Data shown –
* * * * *
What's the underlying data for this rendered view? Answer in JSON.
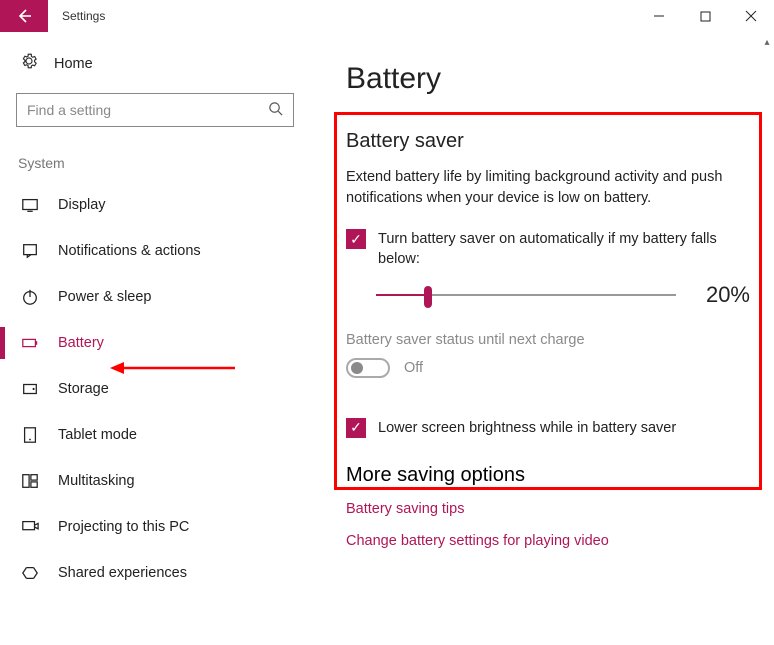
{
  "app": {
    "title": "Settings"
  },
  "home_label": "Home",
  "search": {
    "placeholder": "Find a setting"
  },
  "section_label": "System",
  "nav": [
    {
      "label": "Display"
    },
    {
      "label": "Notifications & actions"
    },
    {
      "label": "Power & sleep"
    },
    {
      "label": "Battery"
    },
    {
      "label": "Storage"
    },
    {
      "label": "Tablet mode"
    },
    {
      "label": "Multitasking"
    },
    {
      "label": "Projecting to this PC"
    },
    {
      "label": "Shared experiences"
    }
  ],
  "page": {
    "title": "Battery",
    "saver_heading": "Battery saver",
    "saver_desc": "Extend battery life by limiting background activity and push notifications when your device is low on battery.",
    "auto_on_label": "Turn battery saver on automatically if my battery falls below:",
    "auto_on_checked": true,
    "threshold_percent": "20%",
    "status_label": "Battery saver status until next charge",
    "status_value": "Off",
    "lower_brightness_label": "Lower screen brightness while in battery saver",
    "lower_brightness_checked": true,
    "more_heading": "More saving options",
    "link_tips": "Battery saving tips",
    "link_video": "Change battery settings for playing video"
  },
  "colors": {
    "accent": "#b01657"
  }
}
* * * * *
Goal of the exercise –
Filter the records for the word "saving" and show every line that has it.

Exercise answer –
    "more_heading": "More saving options",
    "link_tips": "Battery saving tips",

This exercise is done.